The Bird Country by K. M. Ferebee. 6/10
"Childer killed a boy during the night," the story opens. A striking opening for such a quiet story. Childer is a loner living at a small, unyielding farm. One morning he encounters a silent angel lying in the yard, and tries, in his slow and quiet way, to interact with it. The prose is tight and the story is properly atmospheric, yet while it's often the quiet stories that yield greater impact, I was left with a lukewarm feeling at the end. I felt Childer was a little evasive, his character not defined enough for me to consistently believe he is both the angel watcher and the killer of teenage boys.

Not the best story of the bunch but the best written story in the issue.

A Cellar of Terrible Things by Mari Ness. 6/10
Neraka and her three housemates share their temporary aged village house with seventeen ghosts. These ghosts all live in the cellar, and though they are four it is Neraka's duty to go to the cellar and fetch the potatoes and turnips. While there she must endure the constant whisperings of the ghosts. The story is constructed around several short vignettes, which alternate primarily between Neraka and the ghosts, focusing on each of their daily routine. Yet also incorporated amid these scenes are the village and its inhabitants as well as the history of these once living.

The story is quite good, dealing with a village that is simultaneously clinging onto its horrible past yet denying responsibility. Neraka too is in denial, as she's forced to work in that town and live in that house and can only handle those ghosts by pretending they aren't there. They are, however, too present in the cellar and in her thoughts, so that her game of denying them and her own sense responsibility nearly consume her. Neraka/Naraka is the Hindu hell, a dark pit where the dead receive punishment for their sins. The protagonist's connection to Neraka is not always clear and the name might have been incidental.

A good story, it would be much better with some tightening. There is awkwardness in its construction, particularly at the beginning with some needless repetition and the lack of a cohesive focus. The oddly-constructed sentences don't help either. For instance: "It is a wonder the cellar is not even more filled with ghosts" should read "It is a wonder the cellar is not filled with more ghosts." It's possible Ness wanted to create an image of canned sardines pressed together, but these are ghosts, ones we're told early on pass through objects, so no matter how many ghosts there are the cellar can never be filled to capacity, as there is no capacity.

The second half reads far better. The story should be shorter, though, many of the vignettes unnecessary. I'd recommend a re-working and hopefully see it in re/print .

Soulless in His Sight by Milo James Fowler. 7/10
A father and son (known as Fatha and Boy) live alone in a post apocalyptic town. With his crossbow Fatha dispatches anyone who comes by, telling his son that he's searching for a soul for him. Things become complicated when Boy meets an outsider he tries to befriend.

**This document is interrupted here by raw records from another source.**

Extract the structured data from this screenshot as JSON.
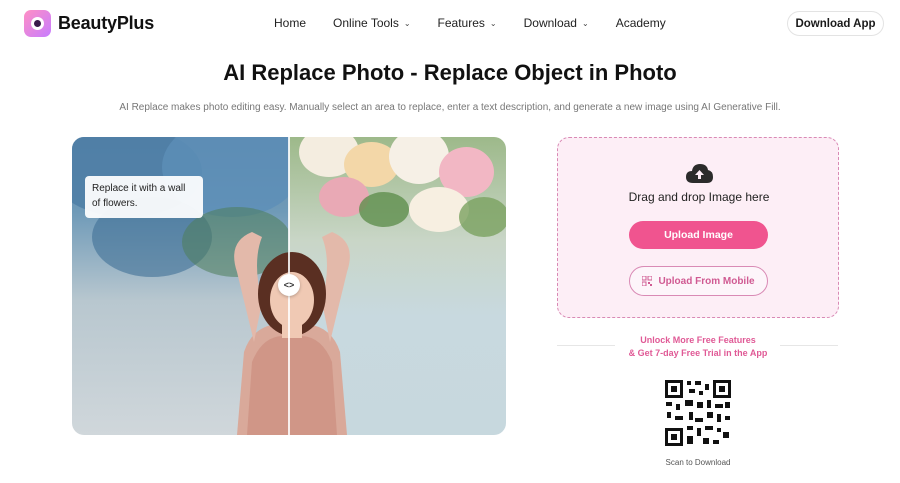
{
  "brand": {
    "name": "BeautyPlus",
    "accent": "#f0548f",
    "upload_bg": "#fdeef6"
  },
  "nav": {
    "items": [
      {
        "label": "Home",
        "has_dropdown": false
      },
      {
        "label": "Online Tools",
        "has_dropdown": true
      },
      {
        "label": "Features",
        "has_dropdown": true
      },
      {
        "label": "Download",
        "has_dropdown": true
      },
      {
        "label": "Academy",
        "has_dropdown": false
      }
    ],
    "cta": "Download App"
  },
  "main": {
    "title": "AI Replace Photo - Replace Object in Photo",
    "subtitle": "AI Replace makes photo editing easy. Manually select an area to replace, enter a text description, and generate a new image using AI Generative Fill.",
    "demo": {
      "prompt_text": "Replace it with a wall of flowers.",
      "handle_glyph": "<>"
    }
  },
  "upload": {
    "icon": "cloud-upload-icon",
    "drag_text": "Drag and drop Image here",
    "upload_button": "Upload Image",
    "mobile_button": "Upload From Mobile",
    "promo_line1": "Unlock More Free Features",
    "promo_line2": "& Get 7-day Free Trial in the App",
    "qr_caption": "Scan to Download"
  }
}
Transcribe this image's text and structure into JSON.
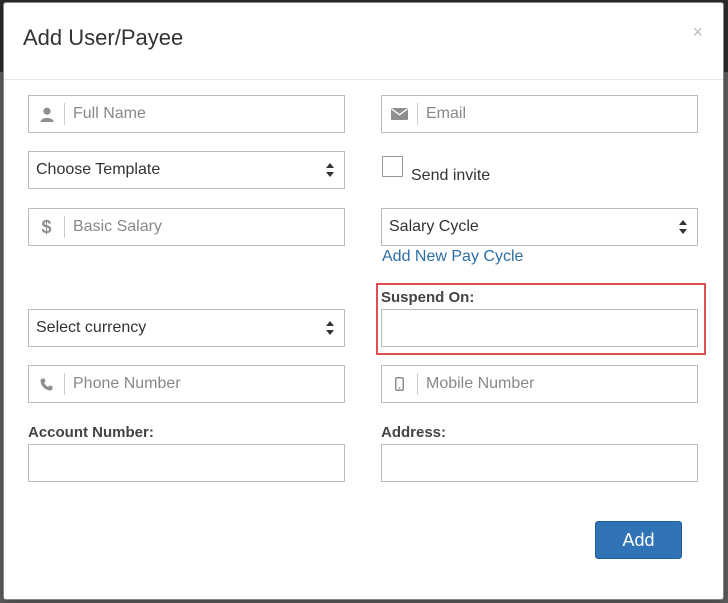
{
  "dialog": {
    "title": "Add User/Payee",
    "close_label": "×"
  },
  "fields": {
    "full_name_placeholder": "Full Name",
    "email_placeholder": "Email",
    "template_value": "Choose Template",
    "send_invite_label": "Send invite",
    "basic_salary_placeholder": "Basic Salary",
    "salary_cycle_value": "Salary Cycle",
    "add_pay_cycle_link": "Add New Pay Cycle",
    "suspend_on_label": "Suspend On:",
    "currency_value": "Select currency",
    "phone_placeholder": "Phone Number",
    "mobile_placeholder": "Mobile Number",
    "account_number_label": "Account Number:",
    "address_label": "Address:"
  },
  "actions": {
    "add_label": "Add"
  },
  "icons": {
    "full_name": "user-icon",
    "email": "envelope-icon",
    "salary": "dollar-icon",
    "phone": "phone-icon",
    "mobile": "mobile-icon"
  },
  "colors": {
    "primary": "#2f73b6",
    "link": "#2e6da4",
    "highlight": "#e05050"
  }
}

Despite a note of the sentimental and a weak opening I quite liked this story. The language is consistent, as are its thematic points. The characters are not terribly likeable but their world is in such ruin that the reader pushes conventional notions of sympathy aside. Few words are wasted on the apocalyptic backdrop; the story succeeds in generating a character-driven narrative that the details of bombs and fallout are unnecessary. The atmosphere and crumbling setting are enough to hint at the basics, and in this case the basics are all we require.

My problem with the opening is the unnecessary violence. The fact that Fatha is killing everyone who comes by is enough to portray a violent future bent on survival, and the splattering blood is, pardon the pun, overkill. Besides, narrator Boy has seen this form of violence since birth and has grown accustomed to it the way we, in this humble age, have grown accustomed to watching someone smoke a cigarette. I wouldn't describe the act of smoking in detail, just as Boy wouldn't bother with the details his father's bad habits.

free counters

As of 24 December 2015